WORKING DATA section start
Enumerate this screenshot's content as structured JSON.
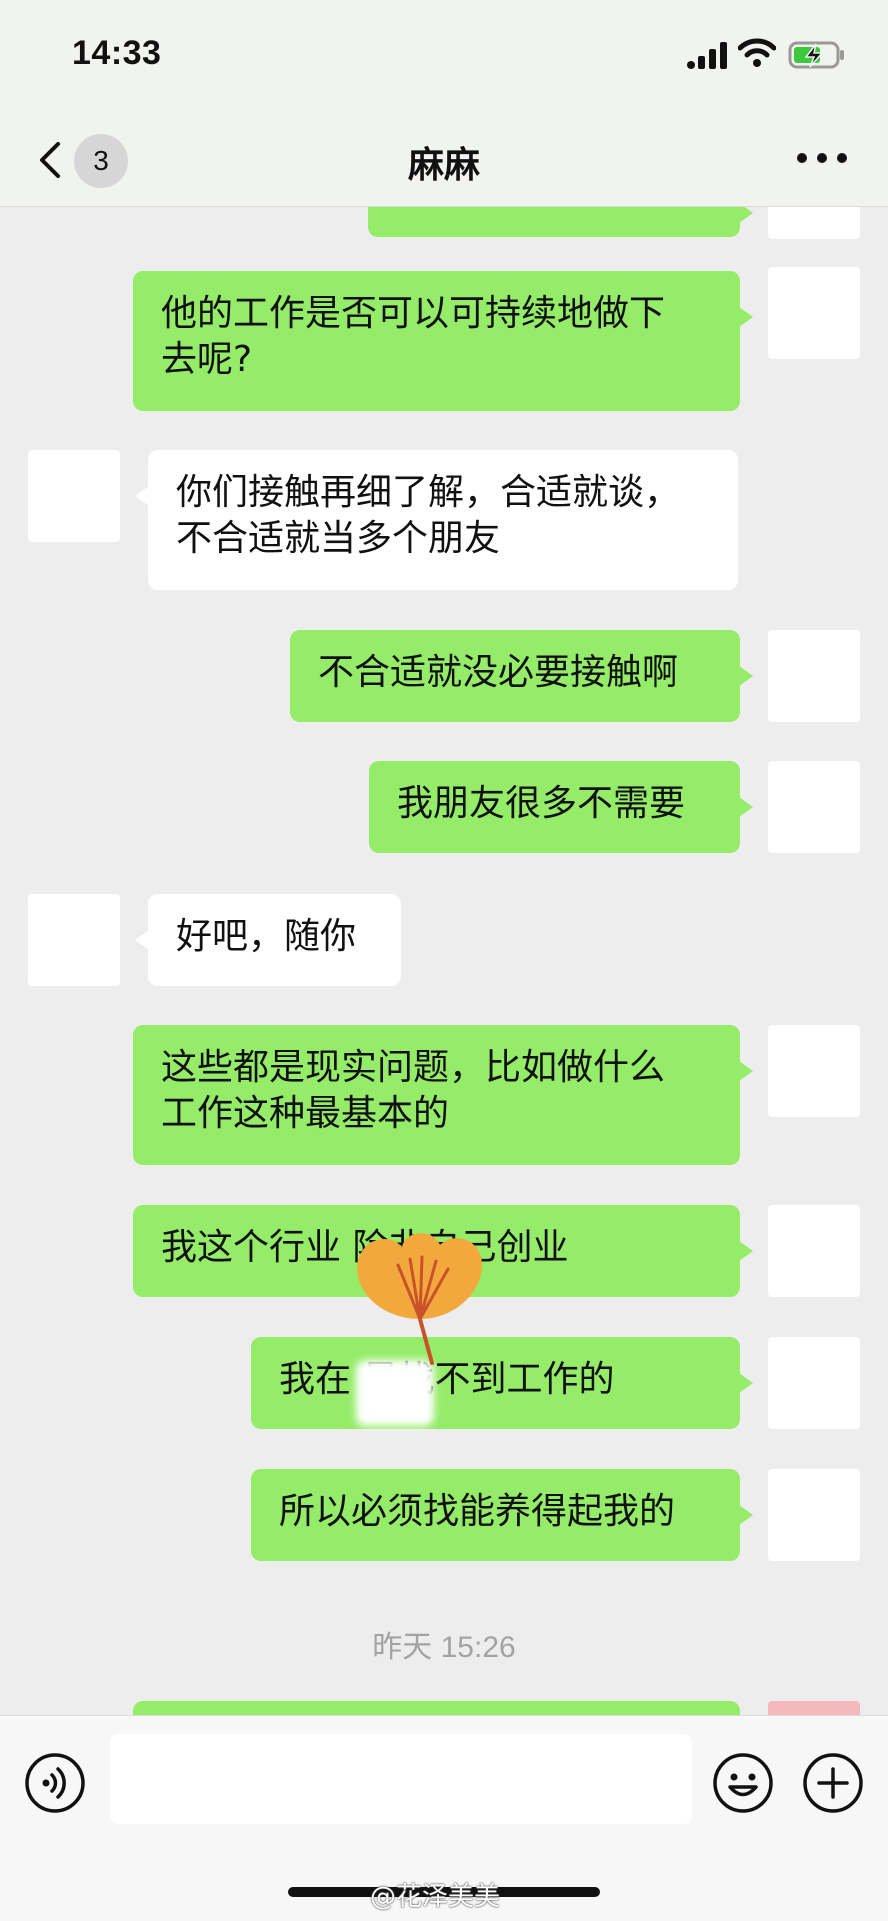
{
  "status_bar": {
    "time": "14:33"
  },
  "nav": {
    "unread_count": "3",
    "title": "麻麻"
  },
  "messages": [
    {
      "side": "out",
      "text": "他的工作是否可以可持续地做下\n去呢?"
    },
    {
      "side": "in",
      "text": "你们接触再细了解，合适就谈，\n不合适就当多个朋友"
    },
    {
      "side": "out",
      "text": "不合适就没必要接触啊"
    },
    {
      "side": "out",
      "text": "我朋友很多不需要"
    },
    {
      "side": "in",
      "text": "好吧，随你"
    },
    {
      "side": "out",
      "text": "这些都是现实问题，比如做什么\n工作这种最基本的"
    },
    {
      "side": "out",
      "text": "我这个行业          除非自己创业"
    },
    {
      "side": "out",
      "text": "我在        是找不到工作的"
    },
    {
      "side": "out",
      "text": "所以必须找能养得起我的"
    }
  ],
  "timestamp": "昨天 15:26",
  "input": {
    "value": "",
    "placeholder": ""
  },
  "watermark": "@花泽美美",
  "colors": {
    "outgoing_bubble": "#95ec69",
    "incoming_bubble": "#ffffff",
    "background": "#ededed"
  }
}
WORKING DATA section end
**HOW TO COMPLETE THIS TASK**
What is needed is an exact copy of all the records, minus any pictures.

**REPLY TO THE EXERCISE**
Enumerate this screenshot's content as structured JSON.
{
  "status_bar": {
    "time": "14:33"
  },
  "nav": {
    "unread_count": "3",
    "title": "麻麻"
  },
  "messages": [
    {
      "side": "out",
      "text": "他的工作是否可以可持续地做下\n去呢?"
    },
    {
      "side": "in",
      "text": "你们接触再细了解，合适就谈，\n不合适就当多个朋友"
    },
    {
      "side": "out",
      "text": "不合适就没必要接触啊"
    },
    {
      "side": "out",
      "text": "我朋友很多不需要"
    },
    {
      "side": "in",
      "text": "好吧，随你"
    },
    {
      "side": "out",
      "text": "这些都是现实问题，比如做什么\n工作这种最基本的"
    },
    {
      "side": "out",
      "text": "我这个行业          除非自己创业"
    },
    {
      "side": "out",
      "text": "我在        是找不到工作的"
    },
    {
      "side": "out",
      "text": "所以必须找能养得起我的"
    }
  ],
  "timestamp": "昨天 15:26",
  "input": {
    "value": "",
    "placeholder": ""
  },
  "watermark": "@花泽美美",
  "colors": {
    "outgoing_bubble": "#95ec69",
    "incoming_bubble": "#ffffff",
    "background": "#ededed"
  }
}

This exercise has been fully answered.